Ben and I struggled through our adolescence feeling utterly alone and at odds with the world. When we found each other we found relief that we were not the only ones in the world searching for the other half of our soul. When we found each other we found validation for believing there was one perfect other for us out there, somewhere.
The belief in soulmates is ancient as can be seen in Aristophanes tale of four legged, four armed, two faced human beings being physically cleft in two by Zeus. The story resonates as we ARE our most powerful, our most content when we are joined by our partners, and we DO feel bereft when we are without them.

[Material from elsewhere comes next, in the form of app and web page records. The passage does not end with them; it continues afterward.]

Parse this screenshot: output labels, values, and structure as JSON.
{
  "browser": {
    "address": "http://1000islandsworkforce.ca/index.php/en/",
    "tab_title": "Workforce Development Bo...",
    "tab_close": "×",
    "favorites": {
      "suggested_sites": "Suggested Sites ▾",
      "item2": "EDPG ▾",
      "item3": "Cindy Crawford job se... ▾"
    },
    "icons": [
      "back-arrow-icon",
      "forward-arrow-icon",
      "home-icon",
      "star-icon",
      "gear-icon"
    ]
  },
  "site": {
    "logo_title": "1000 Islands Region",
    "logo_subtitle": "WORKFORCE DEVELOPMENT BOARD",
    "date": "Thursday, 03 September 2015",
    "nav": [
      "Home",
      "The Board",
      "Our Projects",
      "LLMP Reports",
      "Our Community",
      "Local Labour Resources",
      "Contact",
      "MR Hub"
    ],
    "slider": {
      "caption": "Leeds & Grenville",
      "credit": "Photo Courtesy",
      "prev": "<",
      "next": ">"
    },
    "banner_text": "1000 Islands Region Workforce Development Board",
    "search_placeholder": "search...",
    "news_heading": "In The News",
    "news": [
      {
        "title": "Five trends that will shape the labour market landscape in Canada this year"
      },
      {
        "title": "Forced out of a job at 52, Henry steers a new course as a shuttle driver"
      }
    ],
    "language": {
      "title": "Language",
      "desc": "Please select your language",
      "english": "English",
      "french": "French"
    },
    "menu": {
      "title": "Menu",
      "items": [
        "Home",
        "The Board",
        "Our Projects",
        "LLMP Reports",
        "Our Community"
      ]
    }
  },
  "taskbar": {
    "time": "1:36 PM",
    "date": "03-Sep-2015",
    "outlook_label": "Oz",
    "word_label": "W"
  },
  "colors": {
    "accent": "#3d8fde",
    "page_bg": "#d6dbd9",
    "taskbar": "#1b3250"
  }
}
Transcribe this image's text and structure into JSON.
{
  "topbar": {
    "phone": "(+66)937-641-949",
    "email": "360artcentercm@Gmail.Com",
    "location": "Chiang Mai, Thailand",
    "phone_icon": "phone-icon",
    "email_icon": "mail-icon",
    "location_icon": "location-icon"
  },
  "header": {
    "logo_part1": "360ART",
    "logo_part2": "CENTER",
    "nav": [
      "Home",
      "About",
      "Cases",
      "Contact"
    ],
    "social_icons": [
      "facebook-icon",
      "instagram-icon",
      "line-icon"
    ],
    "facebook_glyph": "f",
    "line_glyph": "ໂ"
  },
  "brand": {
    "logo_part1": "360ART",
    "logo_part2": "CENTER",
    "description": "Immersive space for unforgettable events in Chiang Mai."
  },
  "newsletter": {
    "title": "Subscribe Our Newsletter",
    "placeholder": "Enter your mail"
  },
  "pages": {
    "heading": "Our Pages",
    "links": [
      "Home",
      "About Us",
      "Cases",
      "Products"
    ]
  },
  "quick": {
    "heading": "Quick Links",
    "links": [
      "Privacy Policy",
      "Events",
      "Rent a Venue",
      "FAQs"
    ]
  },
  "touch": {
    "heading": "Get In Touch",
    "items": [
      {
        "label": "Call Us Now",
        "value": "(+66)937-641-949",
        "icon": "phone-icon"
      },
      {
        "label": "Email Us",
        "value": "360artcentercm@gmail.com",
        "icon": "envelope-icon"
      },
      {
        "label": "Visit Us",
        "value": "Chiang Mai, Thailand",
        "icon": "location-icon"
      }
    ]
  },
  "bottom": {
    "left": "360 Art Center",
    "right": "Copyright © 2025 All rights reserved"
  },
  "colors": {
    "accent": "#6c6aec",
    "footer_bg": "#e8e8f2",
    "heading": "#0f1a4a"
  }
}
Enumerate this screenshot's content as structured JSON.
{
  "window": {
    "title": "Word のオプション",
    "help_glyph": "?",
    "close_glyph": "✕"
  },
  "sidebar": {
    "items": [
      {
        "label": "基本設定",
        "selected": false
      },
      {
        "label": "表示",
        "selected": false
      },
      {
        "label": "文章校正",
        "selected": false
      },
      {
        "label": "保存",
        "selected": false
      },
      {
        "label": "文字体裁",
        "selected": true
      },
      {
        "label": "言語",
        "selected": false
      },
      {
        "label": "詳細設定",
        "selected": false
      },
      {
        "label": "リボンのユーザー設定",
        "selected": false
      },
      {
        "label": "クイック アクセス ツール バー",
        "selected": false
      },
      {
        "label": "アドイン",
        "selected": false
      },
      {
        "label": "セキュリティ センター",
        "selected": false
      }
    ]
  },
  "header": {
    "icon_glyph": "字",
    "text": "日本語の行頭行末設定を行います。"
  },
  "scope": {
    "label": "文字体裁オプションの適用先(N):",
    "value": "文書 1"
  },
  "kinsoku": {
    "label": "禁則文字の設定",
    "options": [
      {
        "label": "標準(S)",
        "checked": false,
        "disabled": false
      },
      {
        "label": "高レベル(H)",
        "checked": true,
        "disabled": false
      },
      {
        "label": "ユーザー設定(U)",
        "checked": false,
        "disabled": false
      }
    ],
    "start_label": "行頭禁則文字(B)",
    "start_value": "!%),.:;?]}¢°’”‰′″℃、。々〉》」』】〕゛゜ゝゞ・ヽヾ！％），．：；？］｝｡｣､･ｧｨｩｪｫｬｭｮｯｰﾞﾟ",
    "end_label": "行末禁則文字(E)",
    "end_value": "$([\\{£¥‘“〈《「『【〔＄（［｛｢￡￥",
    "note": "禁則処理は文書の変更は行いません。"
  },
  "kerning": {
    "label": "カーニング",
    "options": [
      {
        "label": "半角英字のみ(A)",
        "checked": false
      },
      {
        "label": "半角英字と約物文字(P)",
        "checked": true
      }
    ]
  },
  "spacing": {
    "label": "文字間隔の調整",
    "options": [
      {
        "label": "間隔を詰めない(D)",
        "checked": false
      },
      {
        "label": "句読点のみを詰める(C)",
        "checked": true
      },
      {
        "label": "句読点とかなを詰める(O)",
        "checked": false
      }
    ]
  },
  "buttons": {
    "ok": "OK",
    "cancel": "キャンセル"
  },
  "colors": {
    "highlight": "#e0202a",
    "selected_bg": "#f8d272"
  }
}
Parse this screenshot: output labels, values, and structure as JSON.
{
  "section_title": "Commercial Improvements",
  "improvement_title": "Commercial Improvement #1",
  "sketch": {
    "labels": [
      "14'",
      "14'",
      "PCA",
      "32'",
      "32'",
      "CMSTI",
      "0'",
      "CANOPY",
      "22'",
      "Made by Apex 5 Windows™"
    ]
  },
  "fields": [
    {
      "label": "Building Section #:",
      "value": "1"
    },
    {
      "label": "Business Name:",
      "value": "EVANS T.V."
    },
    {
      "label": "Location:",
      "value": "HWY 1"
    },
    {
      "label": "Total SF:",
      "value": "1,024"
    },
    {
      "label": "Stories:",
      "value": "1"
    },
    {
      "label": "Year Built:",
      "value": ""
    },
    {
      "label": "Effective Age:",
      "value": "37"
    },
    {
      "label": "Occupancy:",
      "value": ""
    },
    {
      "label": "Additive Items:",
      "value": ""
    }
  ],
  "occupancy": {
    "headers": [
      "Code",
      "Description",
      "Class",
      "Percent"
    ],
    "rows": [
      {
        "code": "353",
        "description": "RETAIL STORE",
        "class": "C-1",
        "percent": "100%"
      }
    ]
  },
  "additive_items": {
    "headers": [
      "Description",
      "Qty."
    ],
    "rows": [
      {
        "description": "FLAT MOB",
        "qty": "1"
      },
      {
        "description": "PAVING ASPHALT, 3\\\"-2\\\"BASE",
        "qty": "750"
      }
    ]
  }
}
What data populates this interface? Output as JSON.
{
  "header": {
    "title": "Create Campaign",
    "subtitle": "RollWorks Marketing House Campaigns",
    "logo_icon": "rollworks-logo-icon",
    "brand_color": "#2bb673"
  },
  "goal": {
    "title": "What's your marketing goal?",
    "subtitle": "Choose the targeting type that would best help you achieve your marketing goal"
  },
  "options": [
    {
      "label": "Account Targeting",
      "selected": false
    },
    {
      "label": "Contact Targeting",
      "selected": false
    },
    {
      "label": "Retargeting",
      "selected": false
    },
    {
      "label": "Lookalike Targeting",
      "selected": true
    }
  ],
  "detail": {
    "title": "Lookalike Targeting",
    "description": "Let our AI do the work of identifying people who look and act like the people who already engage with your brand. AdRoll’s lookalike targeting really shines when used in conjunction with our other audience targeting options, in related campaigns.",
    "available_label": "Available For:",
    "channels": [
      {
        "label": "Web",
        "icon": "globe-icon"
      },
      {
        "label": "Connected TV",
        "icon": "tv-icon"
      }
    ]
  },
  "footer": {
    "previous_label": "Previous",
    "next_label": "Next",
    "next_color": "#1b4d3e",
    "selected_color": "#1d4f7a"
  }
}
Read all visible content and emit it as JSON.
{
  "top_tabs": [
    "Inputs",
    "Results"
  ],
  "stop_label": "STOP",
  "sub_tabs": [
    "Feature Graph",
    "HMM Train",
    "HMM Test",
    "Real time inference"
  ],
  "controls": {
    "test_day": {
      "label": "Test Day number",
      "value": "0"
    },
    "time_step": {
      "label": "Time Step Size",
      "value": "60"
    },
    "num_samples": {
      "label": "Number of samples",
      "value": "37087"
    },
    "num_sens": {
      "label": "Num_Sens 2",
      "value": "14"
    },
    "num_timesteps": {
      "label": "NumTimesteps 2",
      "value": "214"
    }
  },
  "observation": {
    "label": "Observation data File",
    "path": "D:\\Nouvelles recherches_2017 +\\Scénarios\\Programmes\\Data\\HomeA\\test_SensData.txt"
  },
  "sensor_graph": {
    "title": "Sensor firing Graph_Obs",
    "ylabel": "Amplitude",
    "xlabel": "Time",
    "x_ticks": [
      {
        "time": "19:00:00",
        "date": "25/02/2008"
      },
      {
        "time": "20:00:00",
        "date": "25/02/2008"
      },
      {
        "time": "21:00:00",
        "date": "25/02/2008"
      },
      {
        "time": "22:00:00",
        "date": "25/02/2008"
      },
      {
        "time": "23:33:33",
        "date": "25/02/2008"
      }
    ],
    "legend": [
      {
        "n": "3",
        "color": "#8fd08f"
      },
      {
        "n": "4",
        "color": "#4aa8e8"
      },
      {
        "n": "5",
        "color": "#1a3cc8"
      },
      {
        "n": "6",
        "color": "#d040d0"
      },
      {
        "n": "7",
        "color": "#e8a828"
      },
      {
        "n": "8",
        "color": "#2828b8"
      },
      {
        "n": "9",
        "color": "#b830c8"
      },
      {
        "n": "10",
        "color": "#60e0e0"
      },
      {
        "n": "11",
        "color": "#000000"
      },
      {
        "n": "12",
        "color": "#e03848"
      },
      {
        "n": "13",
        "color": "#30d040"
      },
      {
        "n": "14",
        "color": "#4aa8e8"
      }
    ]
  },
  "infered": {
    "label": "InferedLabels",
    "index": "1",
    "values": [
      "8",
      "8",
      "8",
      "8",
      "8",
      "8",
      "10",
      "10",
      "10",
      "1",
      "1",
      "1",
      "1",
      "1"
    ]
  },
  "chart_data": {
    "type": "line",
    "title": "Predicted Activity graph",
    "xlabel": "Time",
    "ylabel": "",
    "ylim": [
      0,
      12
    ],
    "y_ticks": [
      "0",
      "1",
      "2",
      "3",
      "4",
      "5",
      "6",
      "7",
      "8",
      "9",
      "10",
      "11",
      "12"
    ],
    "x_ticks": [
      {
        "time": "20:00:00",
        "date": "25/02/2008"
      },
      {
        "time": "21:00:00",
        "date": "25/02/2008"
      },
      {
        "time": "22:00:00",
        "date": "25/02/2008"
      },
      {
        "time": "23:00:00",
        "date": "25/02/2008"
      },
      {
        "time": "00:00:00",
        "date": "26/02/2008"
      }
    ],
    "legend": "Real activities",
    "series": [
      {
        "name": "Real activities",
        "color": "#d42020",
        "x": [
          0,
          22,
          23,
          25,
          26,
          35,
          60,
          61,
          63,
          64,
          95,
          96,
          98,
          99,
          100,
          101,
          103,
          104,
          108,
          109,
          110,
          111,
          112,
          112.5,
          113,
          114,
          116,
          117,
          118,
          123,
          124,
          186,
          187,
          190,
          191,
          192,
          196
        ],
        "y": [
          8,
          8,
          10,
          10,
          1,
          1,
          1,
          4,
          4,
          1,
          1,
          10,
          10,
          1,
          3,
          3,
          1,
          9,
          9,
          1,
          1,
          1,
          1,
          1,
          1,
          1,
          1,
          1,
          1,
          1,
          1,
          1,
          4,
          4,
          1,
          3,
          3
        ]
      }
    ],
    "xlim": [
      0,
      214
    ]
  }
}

So how do I square my belief in soul mates with my lack of belief in a soul? Whatever we mean when we talk about the soul is undoubtedly the part of us, the essence of us, the humanity of us that aches for ‘the one’. In both cases we are referring to the complex, as yet ungraspable totality of our physical and emotional existence. We are not really suggesting there is a floating cloudlike soul that lives within us. We do not really believe in ghosts. When we die, sadly, I think we really do cease to exist in any conscious way. Where and how I am buried won’t matter to me once I am dead, but I would like to be buried nonetheless. I would like to buried next to my beloved nonetheless. I would like to be buried as close to him as possible nonetheless.